Since the chipsets are connected to the K8 micro-architecture through HyperTransport bus and the memory controller is integrated into the CPU, the transition of Athlon 64 processor family to the new socket type and new DDR2 SDRAM doesn’t really require any special chipsets. All the chipsets that have been previously used in Socket 939 mainboards can also be used for the new Socket AM2 mainboards.
However, it didn’t really matter for Nvidia – the today’s primary chipset supplier for AMD platforms. They launched a new family of chipsets designed specifically for the new AMD platform. The new Nvidia nForce chipset family (including nForce 590, nForce 570 and nForce 550) are positioned as “specially designed to support the new AMD platform”. However, there is nothing new in these chipsets from the CPU support standpoint. They have simply acquired new wider range of features. And the simultaneous launch of the new AMD processors and Nvidia chipsets is none other but a good marketing move.
Although you will still need to upgrade your mainboard is you wish to switch to a new Socket AM2 platform. Therefore, new chipsets from Nvidia appear just in the right place at the right time, because those users who decide to upgrade will most certainly want to get a better and newer set of features for their buck. This is exactly the target user group for the new solutions based on Nvidia nForce5xx series core logic.
The new Nvidia nForce chipset family includes 4 solutions targeted for different price groups.

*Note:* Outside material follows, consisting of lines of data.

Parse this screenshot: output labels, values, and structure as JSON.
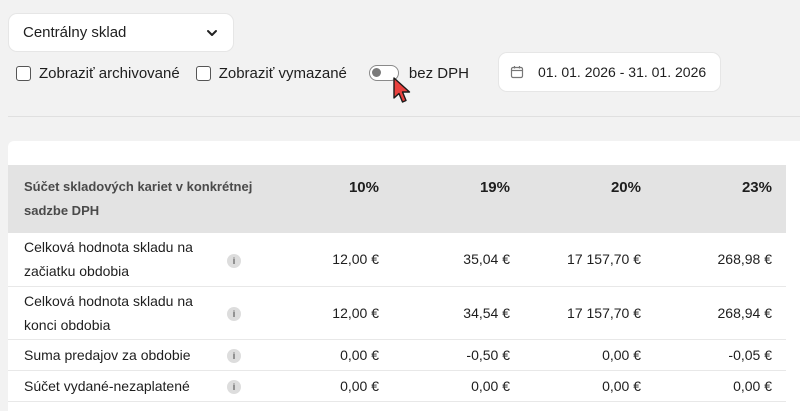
{
  "filters": {
    "warehouse_label": "Centrálny sklad",
    "show_archived_label": "Zobraziť archivované",
    "show_deleted_label": "Zobraziť vymazané",
    "vat_toggle_label": "bez DPH",
    "date_range": "01. 01. 2026 - 31. 01. 2026"
  },
  "table": {
    "header_label": "Súčet skladových kariet v konkrétnej sadzbe DPH",
    "columns": [
      "10%",
      "19%",
      "20%",
      "23%"
    ],
    "rows": [
      {
        "label": "Celková hodnota skladu na začiatku obdobia",
        "values": [
          "12,00 €",
          "35,04 €",
          "17 157,70 €",
          "268,98 €"
        ]
      },
      {
        "label": "Celková hodnota skladu na konci obdobia",
        "values": [
          "12,00 €",
          "34,54 €",
          "17 157,70 €",
          "268,94 €"
        ]
      },
      {
        "label": "Suma predajov za obdobie",
        "values": [
          "0,00 €",
          "-0,50 €",
          "0,00 €",
          "-0,05 €"
        ]
      },
      {
        "label": "Súčet vydané-nezaplatené",
        "values": [
          "0,00 €",
          "0,00 €",
          "0,00 €",
          "0,00 €"
        ]
      }
    ],
    "info_glyph": "i"
  }
}
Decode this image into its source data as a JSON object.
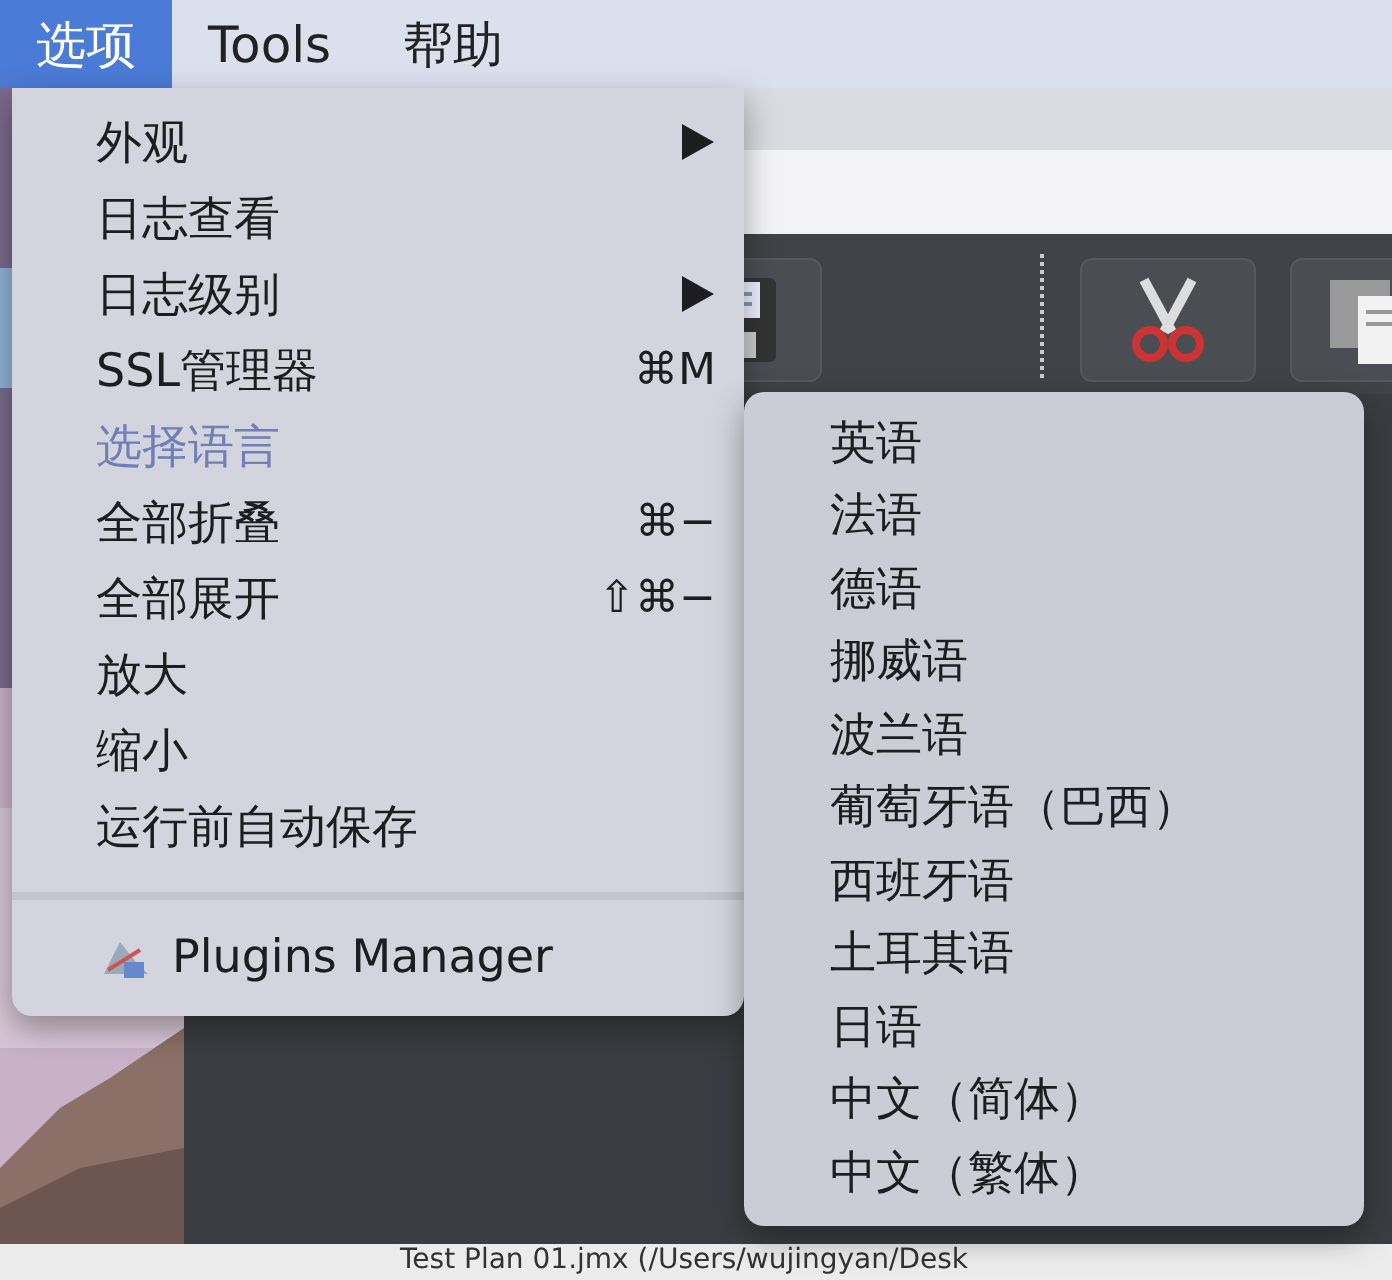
{
  "menu_bar": [
    {
      "label": "选项",
      "selected": true
    },
    {
      "label": "Tools",
      "selected": false
    },
    {
      "label": "帮助",
      "selected": false
    }
  ],
  "menu": {
    "items": [
      {
        "kind": "item",
        "label": "外观",
        "submenu": true
      },
      {
        "kind": "item",
        "label": "日志查看"
      },
      {
        "kind": "item",
        "label": "日志级别",
        "submenu": true
      },
      {
        "kind": "item",
        "label": "SSL管理器",
        "shortcut": "⌘M"
      },
      {
        "kind": "faded",
        "label": "选择语言"
      },
      {
        "kind": "item",
        "label": "全部折叠",
        "shortcut": "⌘−"
      },
      {
        "kind": "item",
        "label": "全部展开",
        "shortcut": "⇧⌘−"
      },
      {
        "kind": "item",
        "label": "放大"
      },
      {
        "kind": "item",
        "label": "缩小"
      },
      {
        "kind": "item",
        "label": "运行前自动保存"
      },
      {
        "kind": "separator"
      },
      {
        "kind": "plugin",
        "label": "Plugins Manager"
      }
    ]
  },
  "submenu": {
    "items": [
      {
        "label": "英语"
      },
      {
        "label": "法语"
      },
      {
        "label": "德语"
      },
      {
        "label": "挪威语"
      },
      {
        "label": "波兰语"
      },
      {
        "label": "葡萄牙语（巴西）"
      },
      {
        "label": "西班牙语"
      },
      {
        "label": "土耳其语"
      },
      {
        "label": "日语"
      },
      {
        "label": "中文（简体）"
      },
      {
        "label": "中文（繁体）"
      }
    ]
  },
  "status_bar": {
    "title": "Test Plan 01.jmx (/Users/wujingyan/Desk"
  }
}
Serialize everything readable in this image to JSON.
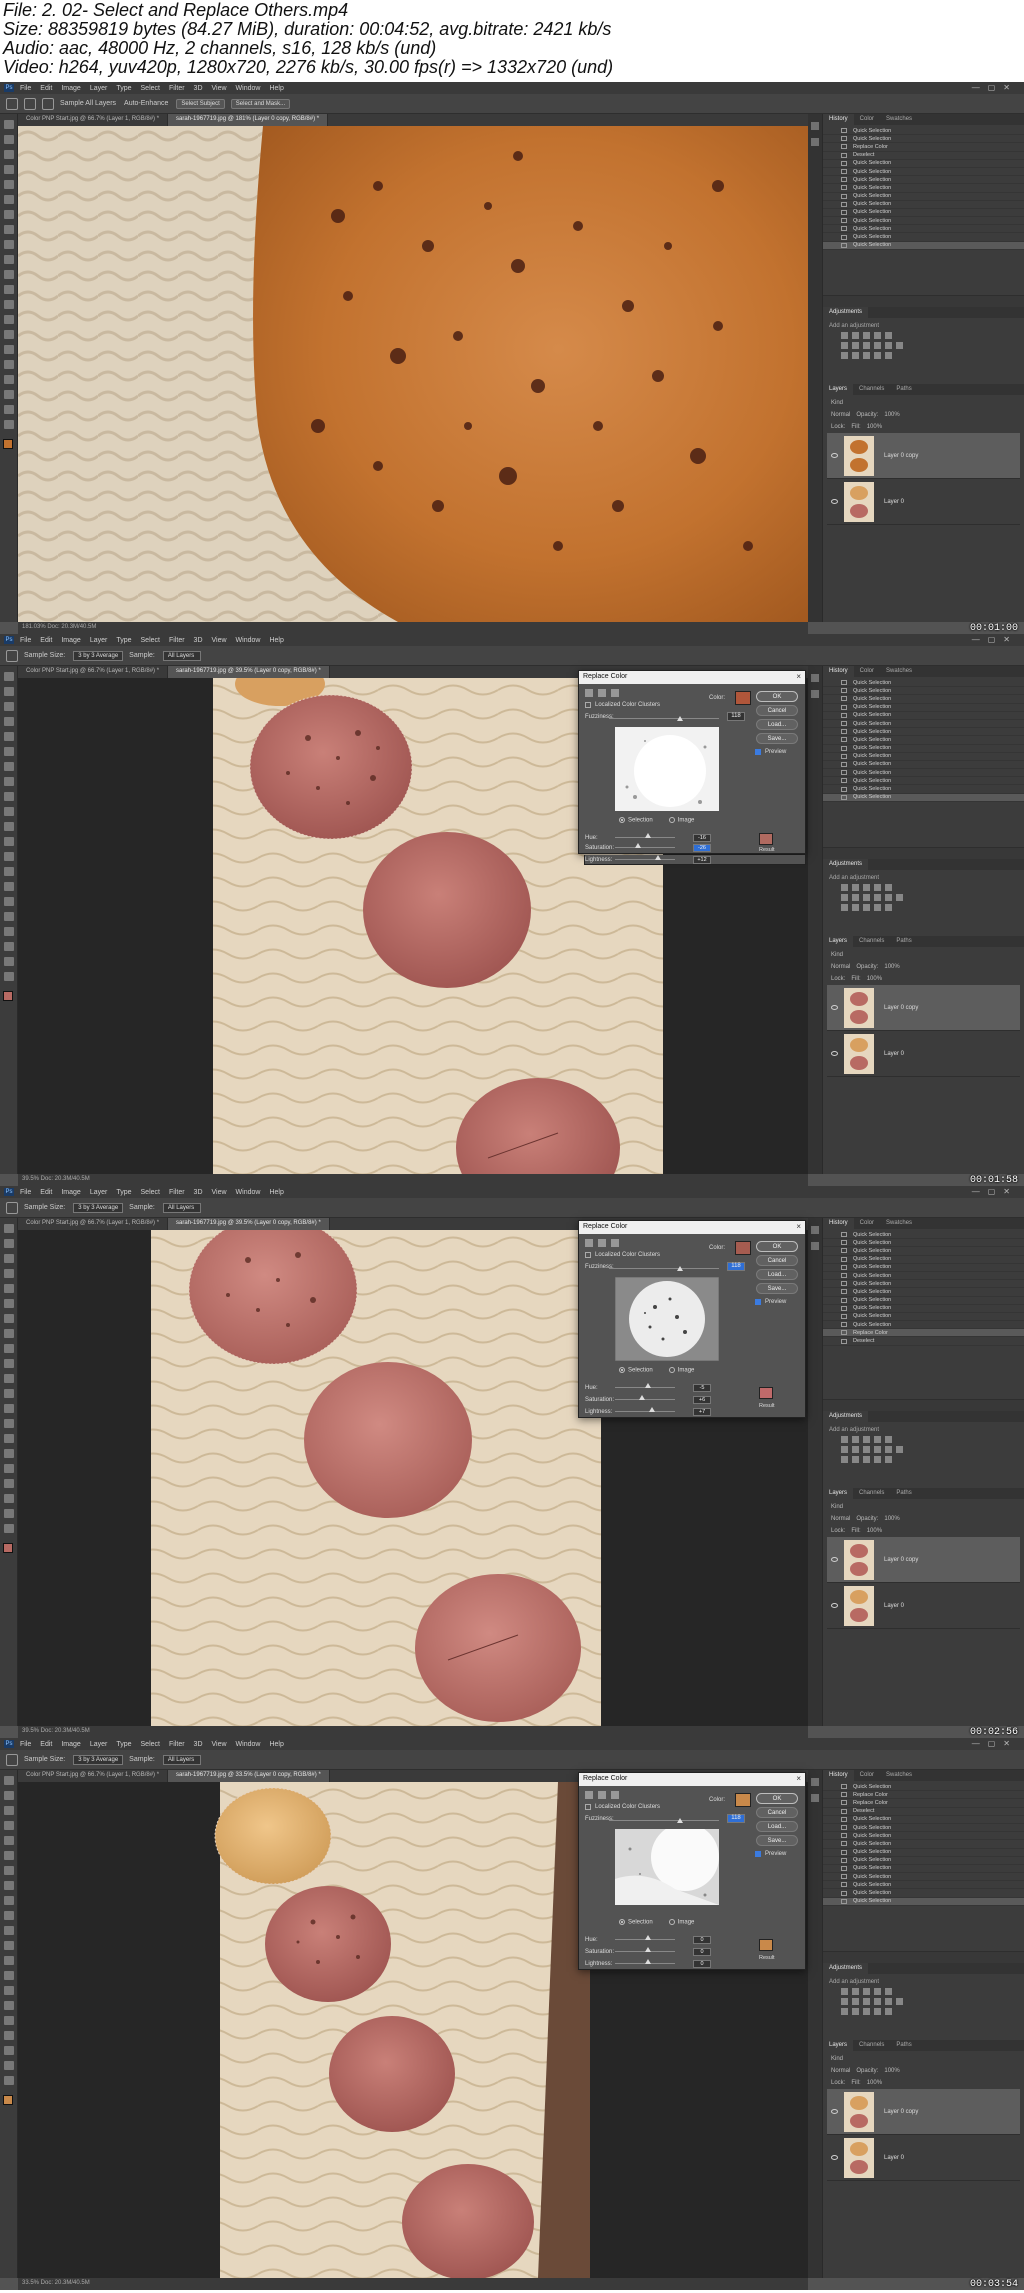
{
  "header": {
    "line1": "File: 2. 02- Select and Replace Others.mp4",
    "line2": "Size: 88359819 bytes (84.27 MiB), duration: 00:04:52, avg.bitrate: 2421 kb/s",
    "line3": "Audio: aac, 48000 Hz, 2 channels, s16, 128 kb/s (und)",
    "line4": "Video: h264, yuv420p, 1280x720, 2276 kb/s, 30.00 fps(r) => 1332x720 (und)"
  },
  "menu": [
    "File",
    "Edit",
    "Image",
    "Layer",
    "Type",
    "Select",
    "Filter",
    "3D",
    "View",
    "Window",
    "Help"
  ],
  "options_bar": {
    "frame1": {
      "sample_all_layers": "Sample All Layers",
      "auto_enhance": "Auto-Enhance",
      "select_subject": "Select Subject",
      "select_and_mask": "Select and Mask..."
    },
    "sample_size_label": "Sample Size:",
    "sample_size_value": "3 by 3 Average",
    "sample_label": "Sample:",
    "sample_value": "All Layers"
  },
  "tabs": {
    "doc1": "Color PNP Start.jpg @ 66.7% (Layer 1, RGB/8#) *",
    "frame1_doc2": "sarah-1967719.jpg @ 181% (Layer 0 copy, RGB/8#) *",
    "frame2_doc2": "sarah-1967719.jpg @ 39.5% (Layer 0 copy, RGB/8#) *",
    "frame3_doc2": "sarah-1967719.jpg @ 39.5% (Layer 0 copy, RGB/8#) *",
    "frame4_doc2": "sarah-1967719.jpg @ 33.5% (Layer 0 copy, RGB/8#) *"
  },
  "status": {
    "frame1": "181.03%    Doc: 20.3M/40.5M",
    "frame2": "39.5%    Doc: 20.3M/40.5M",
    "frame3": "39.5%    Doc: 20.3M/40.5M",
    "frame4": "33.5%    Doc: 20.3M/40.5M"
  },
  "timestamps": [
    "00:01:00",
    "00:01:58",
    "00:02:56",
    "00:03:54"
  ],
  "panels": {
    "history_tabs": [
      "History",
      "Color",
      "Swatches"
    ],
    "adjust_tab": "Adjustments",
    "add_adjustment": "Add an adjustment",
    "layers_tabs": [
      "Layers",
      "Channels",
      "Paths"
    ],
    "kind": "Kind",
    "blend": "Normal",
    "opacity_label": "Opacity:",
    "opacity_value": "100%",
    "lock_label": "Lock:",
    "fill_label": "Fill:",
    "fill_value": "100%",
    "layer_top": "Layer 0 copy",
    "layer_bottom": "Layer 0"
  },
  "history": {
    "frame1": [
      "Quick Selection",
      "Quick Selection",
      "Replace Color",
      "Deselect",
      "Quick Selection",
      "Quick Selection",
      "Quick Selection",
      "Quick Selection",
      "Quick Selection",
      "Quick Selection",
      "Quick Selection",
      "Quick Selection",
      "Quick Selection",
      "Quick Selection",
      "Quick Selection"
    ],
    "frame2": [
      "Quick Selection",
      "Quick Selection",
      "Quick Selection",
      "Quick Selection",
      "Quick Selection",
      "Quick Selection",
      "Quick Selection",
      "Quick Selection",
      "Quick Selection",
      "Quick Selection",
      "Quick Selection",
      "Quick Selection",
      "Quick Selection",
      "Quick Selection",
      "Quick Selection"
    ],
    "frame3": [
      "Quick Selection",
      "Quick Selection",
      "Quick Selection",
      "Quick Selection",
      "Quick Selection",
      "Quick Selection",
      "Quick Selection",
      "Quick Selection",
      "Quick Selection",
      "Quick Selection",
      "Quick Selection",
      "Quick Selection",
      "Replace Color",
      "Deselect"
    ],
    "frame4": [
      "Quick Selection",
      "Replace Color",
      "Replace Color",
      "Deselect",
      "Quick Selection",
      "Quick Selection",
      "Quick Selection",
      "Quick Selection",
      "Quick Selection",
      "Quick Selection",
      "Quick Selection",
      "Quick Selection",
      "Quick Selection",
      "Quick Selection",
      "Quick Selection"
    ]
  },
  "dialog": {
    "title": "Replace Color",
    "close": "×",
    "localized": "Localized Color Clusters",
    "color_label": "Color:",
    "fuzziness_label": "Fuzziness:",
    "ok": "OK",
    "cancel": "Cancel",
    "load": "Load...",
    "save": "Save...",
    "preview": "Preview",
    "selection": "Selection",
    "image": "Image",
    "hue": "Hue:",
    "saturation": "Saturation:",
    "lightness": "Lightness:",
    "result": "Result",
    "frame2": {
      "fuzz": "118",
      "hue": "-16",
      "sat": "-26",
      "light": "+12",
      "color": "#b0563a",
      "result": "#b06a60"
    },
    "frame3": {
      "fuzz": "118",
      "hue": "-5",
      "sat": "+6",
      "light": "+7",
      "color": "#a65c50",
      "result": "#c06a6a"
    },
    "frame4": {
      "fuzz": "118",
      "hue": "0",
      "sat": "0",
      "light": "0",
      "color": "#c9894a",
      "result": "#c9894a"
    }
  },
  "colors": {
    "ps_bg": "#535353",
    "panel": "#3c3c3c",
    "macaron_pink": "#b86a63",
    "macaron_orange": "#c2722f",
    "wood": "#e6d7bf"
  }
}
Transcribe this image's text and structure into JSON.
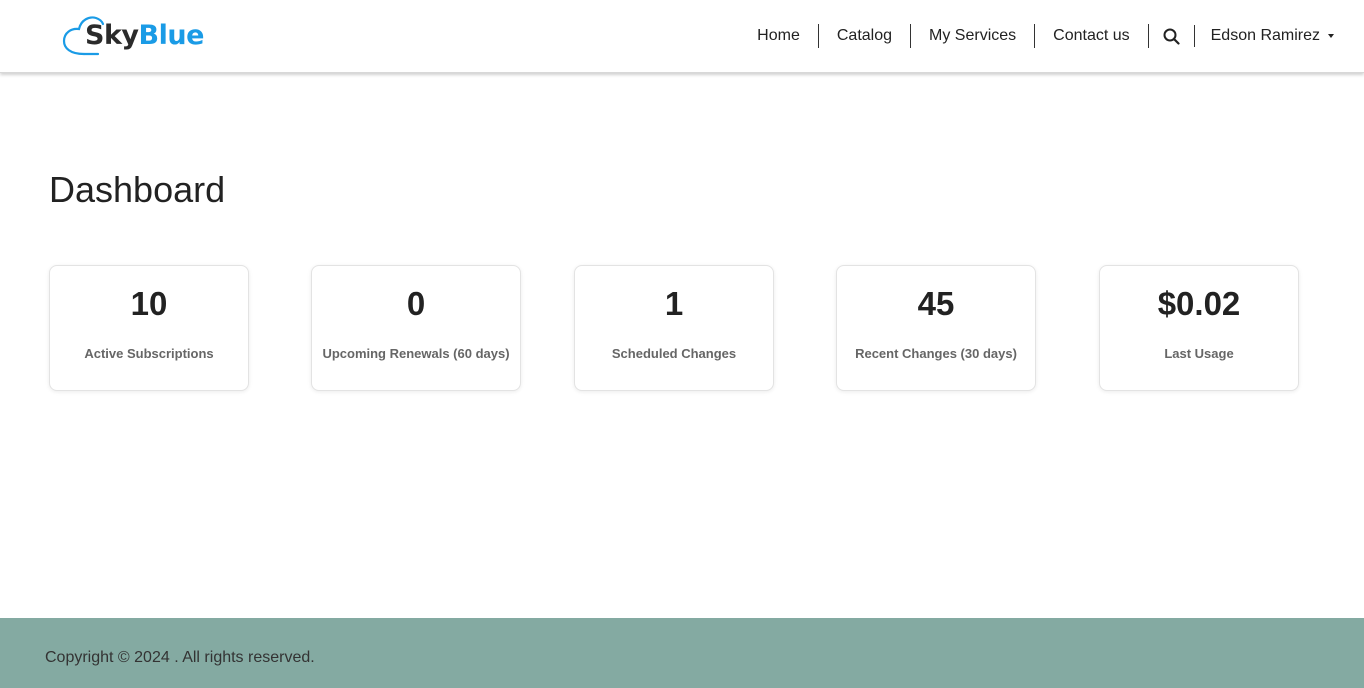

All these chipsets are based on the same element base created around nForce 570. This is the chipset that should be regarded as a reference point for all the other members of the family: nForce 590 and 550.
Nvidia nForce 570 SLI chipset is a single-chip solution that can be called a continuation of the nForce4 SLI family.
This core logic set supports SLI mode but works only as PCI Express x8 + PCI Express x8. Nvidia nForce 570 Ultra is a similar solution with that only difference that it doesn’t have SLI support.